▶ [What to produce]
Using the records that follow, copy every line containing the word "Suma".

Material for this exercise Block Start

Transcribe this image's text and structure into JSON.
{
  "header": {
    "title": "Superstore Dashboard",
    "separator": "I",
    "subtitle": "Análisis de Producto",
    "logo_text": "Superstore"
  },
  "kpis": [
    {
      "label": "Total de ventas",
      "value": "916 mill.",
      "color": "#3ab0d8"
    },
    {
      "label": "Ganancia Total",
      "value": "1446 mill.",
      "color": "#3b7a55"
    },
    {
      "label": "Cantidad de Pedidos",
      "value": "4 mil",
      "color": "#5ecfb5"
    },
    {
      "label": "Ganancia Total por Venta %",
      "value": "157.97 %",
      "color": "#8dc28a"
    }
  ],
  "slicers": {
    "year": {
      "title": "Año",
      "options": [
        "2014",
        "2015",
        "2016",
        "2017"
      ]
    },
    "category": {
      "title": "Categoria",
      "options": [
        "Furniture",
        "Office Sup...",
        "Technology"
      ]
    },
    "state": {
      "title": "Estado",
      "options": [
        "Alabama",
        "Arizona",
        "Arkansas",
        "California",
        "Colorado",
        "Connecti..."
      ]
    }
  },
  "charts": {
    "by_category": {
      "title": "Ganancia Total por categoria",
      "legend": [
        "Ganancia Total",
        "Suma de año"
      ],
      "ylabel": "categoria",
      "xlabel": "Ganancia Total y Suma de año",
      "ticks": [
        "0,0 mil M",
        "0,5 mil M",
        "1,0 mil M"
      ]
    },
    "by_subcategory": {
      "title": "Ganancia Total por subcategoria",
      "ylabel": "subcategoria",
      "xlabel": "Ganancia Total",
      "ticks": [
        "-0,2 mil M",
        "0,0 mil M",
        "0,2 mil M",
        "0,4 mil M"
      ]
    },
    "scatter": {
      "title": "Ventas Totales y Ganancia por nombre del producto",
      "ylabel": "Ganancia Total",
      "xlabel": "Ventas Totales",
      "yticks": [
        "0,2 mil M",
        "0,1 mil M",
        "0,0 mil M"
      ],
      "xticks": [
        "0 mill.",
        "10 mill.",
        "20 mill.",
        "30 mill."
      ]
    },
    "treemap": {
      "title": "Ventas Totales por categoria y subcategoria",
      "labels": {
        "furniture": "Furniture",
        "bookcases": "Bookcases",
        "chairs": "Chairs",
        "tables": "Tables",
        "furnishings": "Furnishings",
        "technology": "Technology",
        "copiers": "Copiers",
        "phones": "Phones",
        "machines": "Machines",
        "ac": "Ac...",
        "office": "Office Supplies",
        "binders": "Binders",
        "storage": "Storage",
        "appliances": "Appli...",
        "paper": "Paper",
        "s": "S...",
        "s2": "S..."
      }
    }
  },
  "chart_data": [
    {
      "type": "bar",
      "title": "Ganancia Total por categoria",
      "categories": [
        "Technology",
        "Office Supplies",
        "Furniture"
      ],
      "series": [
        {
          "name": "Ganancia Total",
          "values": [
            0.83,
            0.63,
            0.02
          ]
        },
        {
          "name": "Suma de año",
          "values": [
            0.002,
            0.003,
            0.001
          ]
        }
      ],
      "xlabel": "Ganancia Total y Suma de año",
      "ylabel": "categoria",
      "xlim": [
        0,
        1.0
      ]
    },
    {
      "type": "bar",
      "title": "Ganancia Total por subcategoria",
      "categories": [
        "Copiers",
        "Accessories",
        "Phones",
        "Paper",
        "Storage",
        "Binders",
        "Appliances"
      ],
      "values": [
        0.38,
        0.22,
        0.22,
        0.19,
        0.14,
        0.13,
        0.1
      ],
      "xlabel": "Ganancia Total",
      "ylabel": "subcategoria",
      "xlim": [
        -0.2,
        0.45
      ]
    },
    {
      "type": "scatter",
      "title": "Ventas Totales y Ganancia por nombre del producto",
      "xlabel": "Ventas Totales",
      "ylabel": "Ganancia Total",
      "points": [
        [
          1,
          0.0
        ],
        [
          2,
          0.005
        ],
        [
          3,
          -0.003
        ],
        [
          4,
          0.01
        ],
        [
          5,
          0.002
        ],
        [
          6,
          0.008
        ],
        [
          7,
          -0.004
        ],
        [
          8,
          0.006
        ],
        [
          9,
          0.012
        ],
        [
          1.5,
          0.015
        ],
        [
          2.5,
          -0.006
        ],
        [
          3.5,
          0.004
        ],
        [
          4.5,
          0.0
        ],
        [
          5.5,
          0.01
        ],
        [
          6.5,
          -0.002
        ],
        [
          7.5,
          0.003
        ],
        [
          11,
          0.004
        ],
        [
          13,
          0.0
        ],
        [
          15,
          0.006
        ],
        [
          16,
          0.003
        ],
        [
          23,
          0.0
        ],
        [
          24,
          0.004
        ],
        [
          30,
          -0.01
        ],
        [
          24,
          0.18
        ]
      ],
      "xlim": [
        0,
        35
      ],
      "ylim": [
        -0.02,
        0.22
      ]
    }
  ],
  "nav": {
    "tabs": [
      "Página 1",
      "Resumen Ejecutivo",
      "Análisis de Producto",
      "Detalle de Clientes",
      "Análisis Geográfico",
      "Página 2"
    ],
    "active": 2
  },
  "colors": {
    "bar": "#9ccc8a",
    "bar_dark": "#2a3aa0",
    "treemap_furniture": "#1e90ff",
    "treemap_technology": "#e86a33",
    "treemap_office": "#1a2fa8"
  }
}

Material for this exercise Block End

▶ [Written reply]
        "Suma de año"
      "xlabel": "Ganancia Total y Suma de año",
          "name": "Suma de año",
      "xlabel": "Ganancia Total y Suma de año",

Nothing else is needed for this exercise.